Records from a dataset
○ ○ ○ ○ ○ ○ ○

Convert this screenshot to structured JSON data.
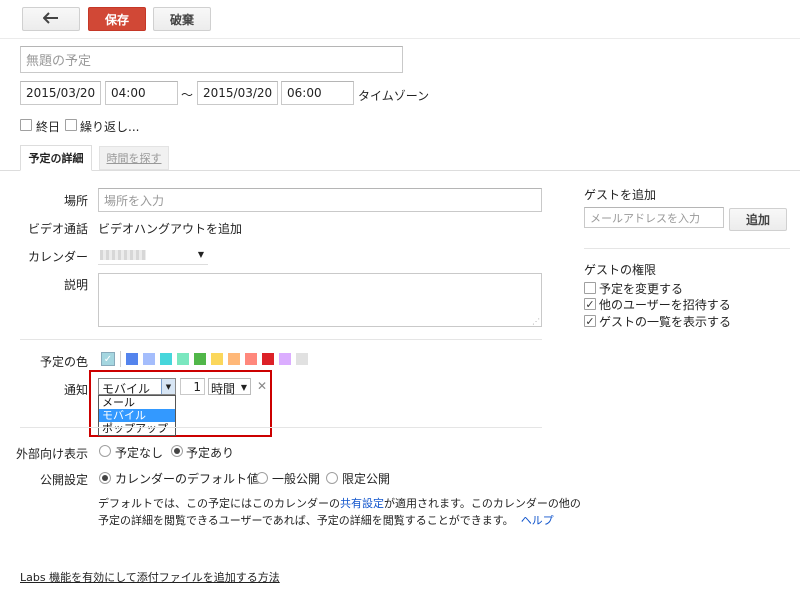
{
  "toolbar": {
    "back_icon": "back-arrow-icon",
    "save_label": "保存",
    "discard_label": "破棄"
  },
  "title_field": {
    "placeholder": "無題の予定"
  },
  "datetime": {
    "start_date": "2015/03/20",
    "start_time": "04:00",
    "separator": "～",
    "end_date": "2015/03/20",
    "end_time": "06:00",
    "timezone_label": "タイムゾーン"
  },
  "options": {
    "allday_label": "終日",
    "repeat_label": "繰り返し..."
  },
  "tabs": {
    "details": "予定の詳細",
    "find_time": "時間を探す"
  },
  "form": {
    "location_label": "場所",
    "location_placeholder": "場所を入力",
    "video_label": "ビデオ通話",
    "video_link": "ビデオハングアウトを追加",
    "calendar_label": "カレンダー",
    "description_label": "説明",
    "color_label": "予定の色",
    "notify_label": "通知",
    "notify_method": "モバイル",
    "notify_amount": "1",
    "notify_unit": "時間",
    "notify_options": [
      "メール",
      "モバイル",
      "ポップアップ"
    ],
    "notify_selected": "モバイル",
    "visibility_label": "外部向け表示",
    "visibility_options": [
      "予定なし",
      "予定あり"
    ],
    "visibility_selected": "予定あり",
    "privacy_label": "公開設定",
    "privacy_options": [
      "カレンダーのデフォルト値",
      "一般公開",
      "限定公開"
    ],
    "privacy_selected": "カレンダーのデフォルト値",
    "privacy_text_1": "デフォルトでは、この予定にはこのカレンダーの",
    "privacy_text_link": "共有設定",
    "privacy_text_2": "が適用されます。このカレンダーの他の",
    "privacy_text_3": "予定の詳細を閲覧できるユーザーであれば、予定の詳細を閲覧することができます。",
    "help_link": "ヘルプ"
  },
  "colors": {
    "default_swatch": "#a4d6e0",
    "palette": [
      "#5484ed",
      "#a4bdfc",
      "#46d6db",
      "#7ae7bf",
      "#51b749",
      "#fbd75b",
      "#ffb878",
      "#ff887c",
      "#dc2127",
      "#dbadff",
      "#e1e1e1"
    ],
    "highlight_border": "#cc0000"
  },
  "guests": {
    "heading": "ゲストを追加",
    "email_placeholder": "メールアドレスを入力",
    "add_label": "追加",
    "perms_heading": "ゲストの権限",
    "perms": [
      {
        "label": "予定を変更する",
        "checked": false
      },
      {
        "label": "他のユーザーを招待する",
        "checked": true
      },
      {
        "label": "ゲストの一覧を表示する",
        "checked": true
      }
    ]
  },
  "footer": {
    "labs_link": "Labs 機能を有効にして添付ファイルを追加する方法"
  }
}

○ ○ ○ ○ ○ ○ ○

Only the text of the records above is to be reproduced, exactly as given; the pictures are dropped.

Task response
Convert this screenshot to structured JSON data.
{
  "toolbar": {
    "back_icon": "back-arrow-icon",
    "save_label": "保存",
    "discard_label": "破棄"
  },
  "title_field": {
    "placeholder": "無題の予定"
  },
  "datetime": {
    "start_date": "2015/03/20",
    "start_time": "04:00",
    "separator": "～",
    "end_date": "2015/03/20",
    "end_time": "06:00",
    "timezone_label": "タイムゾーン"
  },
  "options": {
    "allday_label": "終日",
    "repeat_label": "繰り返し..."
  },
  "tabs": {
    "details": "予定の詳細",
    "find_time": "時間を探す"
  },
  "form": {
    "location_label": "場所",
    "location_placeholder": "場所を入力",
    "video_label": "ビデオ通話",
    "video_link": "ビデオハングアウトを追加",
    "calendar_label": "カレンダー",
    "description_label": "説明",
    "color_label": "予定の色",
    "notify_label": "通知",
    "notify_method": "モバイル",
    "notify_amount": "1",
    "notify_unit": "時間",
    "notify_options": [
      "メール",
      "モバイル",
      "ポップアップ"
    ],
    "notify_selected": "モバイル",
    "visibility_label": "外部向け表示",
    "visibility_options": [
      "予定なし",
      "予定あり"
    ],
    "visibility_selected": "予定あり",
    "privacy_label": "公開設定",
    "privacy_options": [
      "カレンダーのデフォルト値",
      "一般公開",
      "限定公開"
    ],
    "privacy_selected": "カレンダーのデフォルト値",
    "privacy_text_1": "デフォルトでは、この予定にはこのカレンダーの",
    "privacy_text_link": "共有設定",
    "privacy_text_2": "が適用されます。このカレンダーの他の",
    "privacy_text_3": "予定の詳細を閲覧できるユーザーであれば、予定の詳細を閲覧することができます。",
    "help_link": "ヘルプ"
  },
  "colors": {
    "default_swatch": "#a4d6e0",
    "palette": [
      "#5484ed",
      "#a4bdfc",
      "#46d6db",
      "#7ae7bf",
      "#51b749",
      "#fbd75b",
      "#ffb878",
      "#ff887c",
      "#dc2127",
      "#dbadff",
      "#e1e1e1"
    ],
    "highlight_border": "#cc0000"
  },
  "guests": {
    "heading": "ゲストを追加",
    "email_placeholder": "メールアドレスを入力",
    "add_label": "追加",
    "perms_heading": "ゲストの権限",
    "perms": [
      {
        "label": "予定を変更する",
        "checked": false
      },
      {
        "label": "他のユーザーを招待する",
        "checked": true
      },
      {
        "label": "ゲストの一覧を表示する",
        "checked": true
      }
    ]
  },
  "footer": {
    "labs_link": "Labs 機能を有効にして添付ファイルを追加する方法"
  }
}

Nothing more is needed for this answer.